Brown Recluse Spider

Category:

Actual Size: 3/8″

Characteristics: Brown recluse spiders are often found in inaccessible areas and can be identified by the “violin” shape behind its head.

Habits:

  • Passive hunters.
  • Found in moist environments such as mulch, woodpiles, and stones.
  • Attracted to light.
  • Feed on live/dead plants and bugs.
  • Do not survive long on the inside.

OVERVIEW

Typically identified by the characteristic violin shape on their backs, brown recluse spiders are one of the most feared spiders throughout the nation. True to their name, these spiders are reclusive and prefer to reside in warm, dark environments. Adult spiders are typically no bigger than ½ inch, and they range in color from tan to dark brown. If threatened, the recluse spider may bite—their venom has been known to cause severe reactions.

Brown Recluse Spider Behavior

Although brown recluse spiders prefer to be outdoors, they often make their way inside homes through cracks and may seek out dark, sheltered areas inside. Their webs don’t have a distinct shape or appearance. As mentioned previously, they typically are shy spiders that very rarely attack unless provoked. For example, someone reaching into a box or show may unintentionally threaten a recluse and receive a bite in return.

Dangers of Recluse Spiders

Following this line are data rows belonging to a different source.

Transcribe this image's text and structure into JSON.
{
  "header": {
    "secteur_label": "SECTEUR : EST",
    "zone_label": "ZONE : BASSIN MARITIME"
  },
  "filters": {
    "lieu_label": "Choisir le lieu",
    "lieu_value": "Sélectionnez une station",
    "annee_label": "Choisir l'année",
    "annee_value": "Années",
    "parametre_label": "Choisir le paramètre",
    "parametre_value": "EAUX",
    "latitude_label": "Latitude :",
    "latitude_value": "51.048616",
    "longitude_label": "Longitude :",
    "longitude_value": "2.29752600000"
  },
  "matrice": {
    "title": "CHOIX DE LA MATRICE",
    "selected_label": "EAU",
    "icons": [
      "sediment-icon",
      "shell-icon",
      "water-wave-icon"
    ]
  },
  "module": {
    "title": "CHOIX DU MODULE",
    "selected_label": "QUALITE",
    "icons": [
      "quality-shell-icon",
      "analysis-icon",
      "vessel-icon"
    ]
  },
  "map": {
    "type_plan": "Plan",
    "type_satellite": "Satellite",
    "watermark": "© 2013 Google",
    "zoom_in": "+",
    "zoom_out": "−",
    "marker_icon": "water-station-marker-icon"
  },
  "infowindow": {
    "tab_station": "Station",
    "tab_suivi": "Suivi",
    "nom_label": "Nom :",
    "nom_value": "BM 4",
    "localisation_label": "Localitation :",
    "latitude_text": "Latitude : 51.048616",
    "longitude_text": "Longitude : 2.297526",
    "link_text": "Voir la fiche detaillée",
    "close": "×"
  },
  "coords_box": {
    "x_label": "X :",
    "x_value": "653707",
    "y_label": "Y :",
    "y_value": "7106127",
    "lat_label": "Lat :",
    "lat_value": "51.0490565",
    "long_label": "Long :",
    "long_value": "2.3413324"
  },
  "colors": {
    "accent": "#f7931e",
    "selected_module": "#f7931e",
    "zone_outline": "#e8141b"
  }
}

Thankfully, recluse spiders are rare and only occur when the spider feels directly threatened. In the rare case someone is bitten, it’s important to note that bites are rarely felt and symptoms typically do not appear for at least three hours. A red bump or small blister may form around the site of the bite. Some symptoms include restlessness, fever, and difficulty sleeping. In serious cases, necrosis may develop. No matter what, it’s extremely important to always seek medical attention if you or someone you know may have experienced a recluse bite.

Get Rid of Brown Recluse Spiders

Your Connor’s Termite & Pest Control technician will:

  • Determine the type of spider.
  • Conduct a full property inspection that includes your yard, attached & detached structures, driveway and home.
  • Directly treat spider-nests outside your foundation to protect your home during the warmer months along with their food source (other insects).
  • Physically remove webs from the outside and inside of your home.
  • Seal small common entry points if they are contributing to the infestation.
  • Discreetly apply material in unfinished basements, voids and other spider-frequented areas when evidence is noted.
  • Place “sticky traps” on the interior to monitor activity.
  • Create a full report describing the treatment and how you can protect your home from further infestations including:
    • Changing the lighting around your structure.
    • Eliminate clutter inside and outside of your structure.